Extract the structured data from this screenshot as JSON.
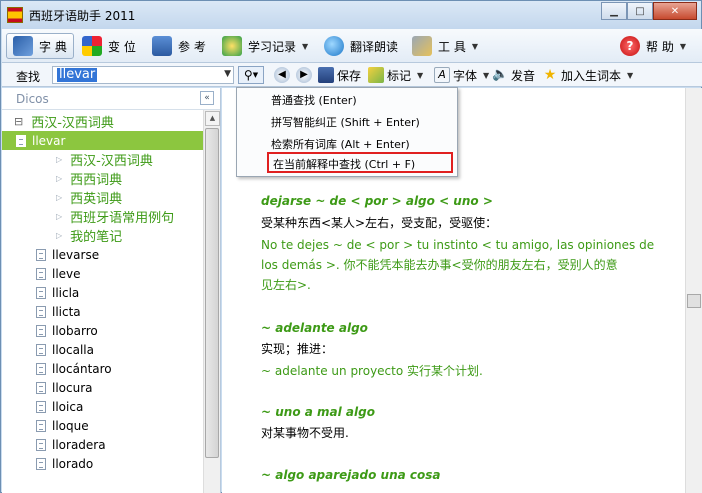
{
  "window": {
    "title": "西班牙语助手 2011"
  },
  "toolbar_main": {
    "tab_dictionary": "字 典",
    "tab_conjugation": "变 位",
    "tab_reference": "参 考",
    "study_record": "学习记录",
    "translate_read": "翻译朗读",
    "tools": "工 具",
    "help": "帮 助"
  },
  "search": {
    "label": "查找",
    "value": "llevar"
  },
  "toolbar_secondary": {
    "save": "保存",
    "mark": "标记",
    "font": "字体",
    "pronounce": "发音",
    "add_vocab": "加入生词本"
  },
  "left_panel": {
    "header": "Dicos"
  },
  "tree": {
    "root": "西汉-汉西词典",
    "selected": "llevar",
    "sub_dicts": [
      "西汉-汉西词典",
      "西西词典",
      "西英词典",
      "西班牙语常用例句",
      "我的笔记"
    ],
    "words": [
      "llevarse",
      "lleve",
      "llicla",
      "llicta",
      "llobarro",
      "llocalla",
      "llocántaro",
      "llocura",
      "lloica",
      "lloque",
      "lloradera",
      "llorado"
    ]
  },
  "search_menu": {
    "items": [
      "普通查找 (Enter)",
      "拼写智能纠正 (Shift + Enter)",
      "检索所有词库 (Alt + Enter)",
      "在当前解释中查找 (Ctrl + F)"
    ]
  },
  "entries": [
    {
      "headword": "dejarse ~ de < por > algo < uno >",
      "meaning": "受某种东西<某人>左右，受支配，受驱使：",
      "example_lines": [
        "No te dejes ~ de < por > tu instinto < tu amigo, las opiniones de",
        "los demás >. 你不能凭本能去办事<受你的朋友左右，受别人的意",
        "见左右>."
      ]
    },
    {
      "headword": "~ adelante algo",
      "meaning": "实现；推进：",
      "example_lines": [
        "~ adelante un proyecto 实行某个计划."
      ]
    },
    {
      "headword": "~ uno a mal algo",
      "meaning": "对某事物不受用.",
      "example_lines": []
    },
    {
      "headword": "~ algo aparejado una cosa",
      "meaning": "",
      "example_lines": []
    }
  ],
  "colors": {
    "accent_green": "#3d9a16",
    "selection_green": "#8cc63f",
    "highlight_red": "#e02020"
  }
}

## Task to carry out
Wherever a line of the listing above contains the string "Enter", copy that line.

## Written response
      "普通查找 (Enter)",
      "拼写智能纠正 (Shift + Enter)",
      "检索所有词库 (Alt + Enter)",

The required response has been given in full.